_WORK ORDER_.
Copy all the records exactly, but keep the pictures out of your version.

_SUPPLIED INFORMATION_.
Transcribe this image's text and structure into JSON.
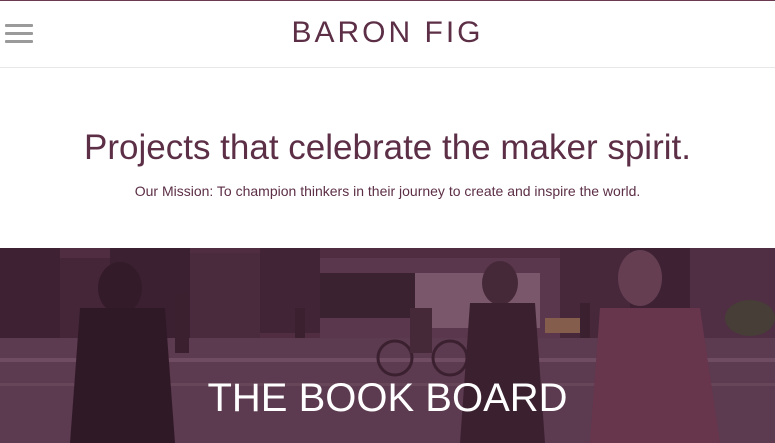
{
  "header": {
    "menu_icon": "hamburger-menu-icon",
    "logo_text": "BARON FIG"
  },
  "mission": {
    "headline": "Projects that celebrate the maker spirit.",
    "subline": "Our Mission: To champion thinkers in their journey to create and inspire the world."
  },
  "hero": {
    "title": "THE BOOK BOARD",
    "overlay_color": "#5c2846"
  },
  "colors": {
    "brand": "#5c2f47",
    "menu_icon": "#9a9a9a"
  }
}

_WRITTEN REPLY_.
Transcribe this image's text and structure into JSON.
{
  "header": {
    "menu_icon": "hamburger-menu-icon",
    "logo_text": "BARON FIG"
  },
  "mission": {
    "headline": "Projects that celebrate the maker spirit.",
    "subline": "Our Mission: To champion thinkers in their journey to create and inspire the world."
  },
  "hero": {
    "title": "THE BOOK BOARD",
    "overlay_color": "#5c2846"
  },
  "colors": {
    "brand": "#5c2f47",
    "menu_icon": "#9a9a9a"
  }
}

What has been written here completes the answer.